When it comes to obtaining a new credit card, you might not have as much choices as people who already have good credit. But you should still do some comparison shopping to be sure you are getting the very best deal available to you. Charge card terms and interest levels vary – and some of those variations can make a huge difference to your wallet. Always look for the card with the very best interest rate and terms.

Here’s what you should search for in credit cards:

1. Avoid high interest rates. Credit card issuers disclose the interest rate in several ways, but you want to look at the APR (APR). This is the quantity of interest, transaction fees, along with other charges that you’ll pay each year, expressed as a percentage. It is the best indicator of the specific interest you will pay.

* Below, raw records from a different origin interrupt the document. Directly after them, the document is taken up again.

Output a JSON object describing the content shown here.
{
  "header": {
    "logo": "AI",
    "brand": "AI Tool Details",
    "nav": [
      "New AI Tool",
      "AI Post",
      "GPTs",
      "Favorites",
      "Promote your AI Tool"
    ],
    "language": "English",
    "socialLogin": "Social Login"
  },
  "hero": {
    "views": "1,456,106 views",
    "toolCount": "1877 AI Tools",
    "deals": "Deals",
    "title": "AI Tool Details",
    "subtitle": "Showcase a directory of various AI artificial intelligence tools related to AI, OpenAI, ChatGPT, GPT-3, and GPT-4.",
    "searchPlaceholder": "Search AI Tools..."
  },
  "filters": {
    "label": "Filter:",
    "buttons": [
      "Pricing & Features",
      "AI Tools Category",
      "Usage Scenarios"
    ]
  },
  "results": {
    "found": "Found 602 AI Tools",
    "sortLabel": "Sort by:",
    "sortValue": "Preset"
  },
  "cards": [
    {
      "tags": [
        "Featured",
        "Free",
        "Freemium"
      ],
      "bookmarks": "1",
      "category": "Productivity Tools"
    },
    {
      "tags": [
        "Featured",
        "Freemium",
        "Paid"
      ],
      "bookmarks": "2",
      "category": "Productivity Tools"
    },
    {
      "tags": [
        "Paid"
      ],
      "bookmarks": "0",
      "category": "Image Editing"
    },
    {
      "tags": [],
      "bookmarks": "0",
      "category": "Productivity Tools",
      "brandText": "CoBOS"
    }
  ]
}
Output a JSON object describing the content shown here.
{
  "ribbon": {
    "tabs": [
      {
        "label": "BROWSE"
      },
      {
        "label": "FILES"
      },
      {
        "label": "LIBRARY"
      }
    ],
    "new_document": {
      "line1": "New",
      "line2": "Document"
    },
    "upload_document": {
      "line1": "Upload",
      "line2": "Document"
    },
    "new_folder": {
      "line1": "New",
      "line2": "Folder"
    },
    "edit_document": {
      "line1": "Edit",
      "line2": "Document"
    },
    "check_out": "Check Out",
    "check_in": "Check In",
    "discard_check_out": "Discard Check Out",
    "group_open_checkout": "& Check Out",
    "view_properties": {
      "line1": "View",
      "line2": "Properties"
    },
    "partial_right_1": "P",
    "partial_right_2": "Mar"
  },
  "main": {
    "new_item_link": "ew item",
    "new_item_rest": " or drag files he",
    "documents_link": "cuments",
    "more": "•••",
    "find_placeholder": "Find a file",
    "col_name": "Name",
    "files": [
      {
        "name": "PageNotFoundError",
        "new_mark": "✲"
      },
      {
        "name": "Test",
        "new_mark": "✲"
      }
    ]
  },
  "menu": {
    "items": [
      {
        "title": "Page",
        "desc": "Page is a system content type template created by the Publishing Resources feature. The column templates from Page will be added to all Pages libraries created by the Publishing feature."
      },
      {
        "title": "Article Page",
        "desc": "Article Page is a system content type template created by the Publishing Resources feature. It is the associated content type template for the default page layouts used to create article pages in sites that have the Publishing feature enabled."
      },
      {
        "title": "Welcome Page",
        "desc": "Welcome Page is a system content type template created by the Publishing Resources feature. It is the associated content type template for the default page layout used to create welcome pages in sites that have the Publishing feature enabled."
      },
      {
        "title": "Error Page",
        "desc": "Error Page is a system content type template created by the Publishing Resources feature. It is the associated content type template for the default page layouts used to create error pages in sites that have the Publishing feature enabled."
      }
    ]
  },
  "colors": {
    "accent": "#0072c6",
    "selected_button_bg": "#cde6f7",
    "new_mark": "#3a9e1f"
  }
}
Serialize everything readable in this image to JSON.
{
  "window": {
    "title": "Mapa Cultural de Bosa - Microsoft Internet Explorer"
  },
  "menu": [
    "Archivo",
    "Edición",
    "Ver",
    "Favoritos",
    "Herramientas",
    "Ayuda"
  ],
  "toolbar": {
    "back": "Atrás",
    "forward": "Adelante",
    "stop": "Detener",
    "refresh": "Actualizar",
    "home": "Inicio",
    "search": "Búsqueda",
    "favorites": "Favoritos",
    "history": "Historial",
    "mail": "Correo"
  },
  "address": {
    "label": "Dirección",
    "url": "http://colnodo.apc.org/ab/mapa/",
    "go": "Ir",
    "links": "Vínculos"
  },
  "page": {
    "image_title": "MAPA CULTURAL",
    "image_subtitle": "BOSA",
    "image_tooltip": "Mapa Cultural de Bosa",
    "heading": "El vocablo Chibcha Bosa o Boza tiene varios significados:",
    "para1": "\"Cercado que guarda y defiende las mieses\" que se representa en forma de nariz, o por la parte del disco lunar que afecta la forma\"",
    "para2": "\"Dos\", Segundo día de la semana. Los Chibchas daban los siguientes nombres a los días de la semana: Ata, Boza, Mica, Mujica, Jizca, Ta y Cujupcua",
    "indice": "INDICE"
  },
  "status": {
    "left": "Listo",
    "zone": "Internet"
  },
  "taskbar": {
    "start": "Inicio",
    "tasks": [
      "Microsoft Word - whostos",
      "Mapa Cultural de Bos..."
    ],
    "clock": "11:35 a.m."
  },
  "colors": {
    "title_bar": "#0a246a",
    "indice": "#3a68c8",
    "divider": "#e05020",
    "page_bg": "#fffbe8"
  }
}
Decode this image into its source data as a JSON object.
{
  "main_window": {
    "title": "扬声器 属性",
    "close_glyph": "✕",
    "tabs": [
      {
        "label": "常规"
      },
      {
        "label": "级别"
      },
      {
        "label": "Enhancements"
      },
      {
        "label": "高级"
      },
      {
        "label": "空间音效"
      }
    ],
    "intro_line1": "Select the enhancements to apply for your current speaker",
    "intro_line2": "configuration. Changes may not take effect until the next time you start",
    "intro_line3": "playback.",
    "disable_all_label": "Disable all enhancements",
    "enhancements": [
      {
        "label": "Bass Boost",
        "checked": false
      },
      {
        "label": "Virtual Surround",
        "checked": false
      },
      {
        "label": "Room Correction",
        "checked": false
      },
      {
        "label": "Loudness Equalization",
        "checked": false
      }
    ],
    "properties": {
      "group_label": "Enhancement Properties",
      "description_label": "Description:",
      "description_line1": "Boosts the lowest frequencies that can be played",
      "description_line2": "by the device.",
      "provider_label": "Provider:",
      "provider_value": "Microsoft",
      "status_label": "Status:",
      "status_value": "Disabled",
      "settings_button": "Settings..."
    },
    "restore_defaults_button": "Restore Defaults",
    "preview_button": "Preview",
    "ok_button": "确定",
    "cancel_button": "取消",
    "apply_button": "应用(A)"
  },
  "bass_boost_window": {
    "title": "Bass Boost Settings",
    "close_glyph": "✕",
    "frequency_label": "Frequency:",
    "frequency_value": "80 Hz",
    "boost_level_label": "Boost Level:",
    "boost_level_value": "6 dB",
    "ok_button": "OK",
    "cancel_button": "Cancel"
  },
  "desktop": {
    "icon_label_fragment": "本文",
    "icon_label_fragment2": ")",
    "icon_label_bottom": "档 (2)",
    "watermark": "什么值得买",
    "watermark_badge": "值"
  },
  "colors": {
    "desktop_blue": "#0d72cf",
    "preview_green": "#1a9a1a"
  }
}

2. Avoid low introductory rates. Some cards have a low “introductory rate” (also known as a “teaser rate”). Following a few months, the interest will skyrocket. Fe-acc18 2020 Also, sometimes the advertised rate only applies to certain people, such as those earning a high income. The card company charges a higher rate to those that don’t qualify – that could mean an unpleasant surprise when your first bill arrives.

3. Understand interest calculations. Many banks today charge interest in line with the average daily balance. This is one way it works: Say you charge $1,500 on your charge card and pay $1,200 on the due date. Whenever your next bill arrives, a bank utilizing the average daily balance will charge interest on the $1,500 average daily balance from the previous month, not on the $300 you still owe.

4. Review the grace period. Here is the interest-free period of time between the purchase date and the bill due date. It is usually available only to those who usually do not carry a balance. In the event that you pay your bill in full each month, be sure you have a grace period. Otherwise, you’ll pay interest from the date of one’s purchase. If you carry a balance, a grace period is not important.

5. Avoid high annual fees. Some credit card companies charge you a set fee (besides interest along with other charges) for using their card. Some do not. In the event that you pay off your balance each month, you want a card lacking any annual fee. If you carry a balance, a card having an annual fee but a low interest rate may be better than a card with no annual fee but a high interest rate.